I needed to get out of my home state in order to grow and learn about myself. I’m stronger now because of the independence I fostered and the friends I made in college. I didn’t really have a choice in the matter and did the best I could at the time. I’ve learned a lot about myself and what is important to me in life by addressing the current state of those relationships with my therapist. I needed to get away from a city that held nothing but sad memories for me at the time and then stay away. A clean break meant I wasn’t constantly traveling back to a place where I had started to feel stuck and stifled. I know now that my dreams are my calling and I’m more determined than ever to see them through. I had the opportunity to earn material wealth and conventional status by settling into a life of compromise and passivity, but I learned I’d rather be broke and stressed out of mind as long as I get to be creating something.
I’ve learned to process regrets and to remove them. I’m no longer as quick at it as I once was, but I can still do it. What I’m learning right now is that I don’t think I’ve ever had a regret that I didn’t want to let go. Those are a different beast entirely and something I’m not sure I’m going to be able to handle nearly as well as past regrets. I don’t really know how to let go of or process something that I still want more than I’m willing to admit to myself most of the time.

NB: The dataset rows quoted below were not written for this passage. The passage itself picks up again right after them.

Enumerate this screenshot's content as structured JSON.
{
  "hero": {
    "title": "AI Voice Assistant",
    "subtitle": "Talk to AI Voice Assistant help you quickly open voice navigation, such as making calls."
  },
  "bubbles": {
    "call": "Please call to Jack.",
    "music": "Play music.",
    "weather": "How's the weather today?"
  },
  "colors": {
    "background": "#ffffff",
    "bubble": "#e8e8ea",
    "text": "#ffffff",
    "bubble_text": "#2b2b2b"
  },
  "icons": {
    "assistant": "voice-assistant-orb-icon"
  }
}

I don’t regret that it happened. I don’t regret anything in regards to how it went. What I regret is that it ended. I regret that we weren’t able to work it out. I regret that we weren’t right for each other and no amount of wishing on our part would fix it. Even working at it wasn’t enough, in the end. It was the right decision and I know it. I even feel it. I just regret that it was a decision we had to make and I probably will for a while. I need more time to process this before I’m ready to let go of this regret, but I’m certain I will eventually.

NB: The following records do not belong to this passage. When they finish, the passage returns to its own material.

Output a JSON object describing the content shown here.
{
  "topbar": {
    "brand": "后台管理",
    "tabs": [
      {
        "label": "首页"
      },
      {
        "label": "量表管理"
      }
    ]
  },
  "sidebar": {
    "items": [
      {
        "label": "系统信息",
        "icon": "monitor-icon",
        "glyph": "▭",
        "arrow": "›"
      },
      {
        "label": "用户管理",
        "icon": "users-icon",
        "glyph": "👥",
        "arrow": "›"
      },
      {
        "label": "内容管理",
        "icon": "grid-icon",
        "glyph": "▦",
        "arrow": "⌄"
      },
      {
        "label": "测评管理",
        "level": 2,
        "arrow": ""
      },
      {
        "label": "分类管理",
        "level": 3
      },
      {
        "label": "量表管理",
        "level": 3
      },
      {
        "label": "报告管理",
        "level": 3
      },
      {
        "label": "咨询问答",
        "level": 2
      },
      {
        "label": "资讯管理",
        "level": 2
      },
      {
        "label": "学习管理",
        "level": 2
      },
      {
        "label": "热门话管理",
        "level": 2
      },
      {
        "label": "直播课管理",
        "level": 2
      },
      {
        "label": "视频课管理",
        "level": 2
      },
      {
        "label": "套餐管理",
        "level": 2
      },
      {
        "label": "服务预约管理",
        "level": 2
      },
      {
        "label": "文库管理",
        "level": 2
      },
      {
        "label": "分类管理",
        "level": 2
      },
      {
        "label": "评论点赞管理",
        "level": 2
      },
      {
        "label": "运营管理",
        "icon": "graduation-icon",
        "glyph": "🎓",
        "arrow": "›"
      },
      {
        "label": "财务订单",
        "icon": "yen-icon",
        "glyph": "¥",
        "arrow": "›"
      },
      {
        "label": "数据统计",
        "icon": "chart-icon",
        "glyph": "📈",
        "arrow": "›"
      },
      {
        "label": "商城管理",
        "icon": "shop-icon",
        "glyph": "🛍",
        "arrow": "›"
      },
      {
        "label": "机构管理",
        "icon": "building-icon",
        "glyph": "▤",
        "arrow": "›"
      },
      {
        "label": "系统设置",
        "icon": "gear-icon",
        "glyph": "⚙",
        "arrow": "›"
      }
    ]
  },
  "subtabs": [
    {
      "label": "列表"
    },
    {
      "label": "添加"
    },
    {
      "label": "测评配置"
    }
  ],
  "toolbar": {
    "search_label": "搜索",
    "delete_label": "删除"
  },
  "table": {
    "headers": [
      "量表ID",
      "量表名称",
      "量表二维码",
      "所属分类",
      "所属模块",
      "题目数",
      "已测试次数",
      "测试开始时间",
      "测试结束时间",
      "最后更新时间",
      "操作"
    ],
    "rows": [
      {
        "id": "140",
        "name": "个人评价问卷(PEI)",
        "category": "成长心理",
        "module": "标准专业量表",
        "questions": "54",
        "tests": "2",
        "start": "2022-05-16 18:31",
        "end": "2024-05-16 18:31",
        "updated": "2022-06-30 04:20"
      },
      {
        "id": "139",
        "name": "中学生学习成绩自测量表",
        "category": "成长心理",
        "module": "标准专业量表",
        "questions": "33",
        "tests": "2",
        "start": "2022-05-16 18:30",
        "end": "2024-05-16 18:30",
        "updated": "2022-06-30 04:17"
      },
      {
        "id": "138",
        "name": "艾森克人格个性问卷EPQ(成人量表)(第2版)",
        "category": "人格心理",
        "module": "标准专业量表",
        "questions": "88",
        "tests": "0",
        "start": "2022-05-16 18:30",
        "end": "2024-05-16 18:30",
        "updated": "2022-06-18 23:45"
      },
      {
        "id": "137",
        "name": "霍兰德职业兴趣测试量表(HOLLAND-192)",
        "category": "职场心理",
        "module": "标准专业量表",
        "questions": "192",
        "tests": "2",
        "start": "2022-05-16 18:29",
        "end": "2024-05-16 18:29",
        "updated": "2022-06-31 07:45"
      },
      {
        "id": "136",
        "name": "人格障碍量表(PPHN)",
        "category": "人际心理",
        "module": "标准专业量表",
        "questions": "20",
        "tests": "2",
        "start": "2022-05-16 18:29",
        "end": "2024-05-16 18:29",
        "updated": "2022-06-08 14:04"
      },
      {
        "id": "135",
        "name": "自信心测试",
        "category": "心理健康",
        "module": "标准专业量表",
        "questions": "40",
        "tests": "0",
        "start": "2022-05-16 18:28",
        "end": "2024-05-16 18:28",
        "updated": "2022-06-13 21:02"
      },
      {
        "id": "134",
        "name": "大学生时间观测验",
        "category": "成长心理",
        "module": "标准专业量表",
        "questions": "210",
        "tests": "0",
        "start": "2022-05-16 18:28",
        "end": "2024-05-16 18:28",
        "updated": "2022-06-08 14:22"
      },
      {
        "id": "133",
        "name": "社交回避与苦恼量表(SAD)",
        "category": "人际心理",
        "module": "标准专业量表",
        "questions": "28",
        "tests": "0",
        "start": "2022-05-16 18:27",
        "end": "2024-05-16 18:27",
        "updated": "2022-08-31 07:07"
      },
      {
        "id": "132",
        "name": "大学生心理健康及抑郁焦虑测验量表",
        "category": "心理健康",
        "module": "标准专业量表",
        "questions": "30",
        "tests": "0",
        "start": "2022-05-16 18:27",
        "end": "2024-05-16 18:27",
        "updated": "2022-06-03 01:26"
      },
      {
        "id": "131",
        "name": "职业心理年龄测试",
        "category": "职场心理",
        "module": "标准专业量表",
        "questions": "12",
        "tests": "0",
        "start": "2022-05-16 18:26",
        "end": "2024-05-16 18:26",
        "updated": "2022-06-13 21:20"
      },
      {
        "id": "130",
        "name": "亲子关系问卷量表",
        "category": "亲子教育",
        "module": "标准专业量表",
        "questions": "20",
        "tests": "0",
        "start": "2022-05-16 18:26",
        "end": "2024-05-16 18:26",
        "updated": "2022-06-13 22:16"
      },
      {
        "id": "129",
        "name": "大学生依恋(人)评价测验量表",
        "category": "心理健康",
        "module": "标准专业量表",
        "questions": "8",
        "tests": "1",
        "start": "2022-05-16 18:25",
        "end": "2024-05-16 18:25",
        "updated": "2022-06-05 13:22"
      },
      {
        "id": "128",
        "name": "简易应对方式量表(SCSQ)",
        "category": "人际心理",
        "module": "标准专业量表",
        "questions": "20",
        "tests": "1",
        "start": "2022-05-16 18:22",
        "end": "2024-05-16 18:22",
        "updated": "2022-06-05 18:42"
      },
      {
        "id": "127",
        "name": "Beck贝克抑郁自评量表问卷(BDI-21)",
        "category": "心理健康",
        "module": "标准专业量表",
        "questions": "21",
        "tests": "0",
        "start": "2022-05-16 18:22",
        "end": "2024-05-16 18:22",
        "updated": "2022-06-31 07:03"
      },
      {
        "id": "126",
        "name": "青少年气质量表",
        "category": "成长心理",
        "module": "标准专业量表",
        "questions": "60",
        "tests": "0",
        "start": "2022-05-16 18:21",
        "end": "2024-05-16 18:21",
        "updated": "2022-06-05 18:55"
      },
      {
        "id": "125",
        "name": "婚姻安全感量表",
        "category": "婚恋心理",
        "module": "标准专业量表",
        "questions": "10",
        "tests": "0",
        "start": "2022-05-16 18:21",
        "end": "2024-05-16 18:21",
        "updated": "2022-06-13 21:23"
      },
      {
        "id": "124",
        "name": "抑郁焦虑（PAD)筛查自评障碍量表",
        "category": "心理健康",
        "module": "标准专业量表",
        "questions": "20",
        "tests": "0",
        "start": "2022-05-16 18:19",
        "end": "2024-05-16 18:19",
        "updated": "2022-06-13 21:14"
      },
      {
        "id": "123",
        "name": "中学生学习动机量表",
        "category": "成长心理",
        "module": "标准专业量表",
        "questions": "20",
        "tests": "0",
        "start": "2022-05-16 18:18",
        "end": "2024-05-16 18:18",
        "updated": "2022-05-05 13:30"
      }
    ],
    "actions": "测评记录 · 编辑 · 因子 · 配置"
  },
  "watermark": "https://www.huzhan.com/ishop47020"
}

It just sucks right now. Everything sucks right now because regrets will expand to fill every hole in your time and attention. Soon, I will start to peel it away from me. Extricate it from my life. Pack it up and process it. In a week, a month, or maybe more, I will be back to feeling no regret, but I’m not going to hurry it up. Instead, I’m going to cut myself some slack, mourn the end of an important relationship, try to reclaim the parts of my life that had become about the two of us, and then prepare myself for the reformed relationship that’ll form out of this one when we’re both ready.
Someday. Eventually. Like I said, I’m not going to put myself on a timeline. I’m going to let myself regret and heal at my own pace. I owe myself that much.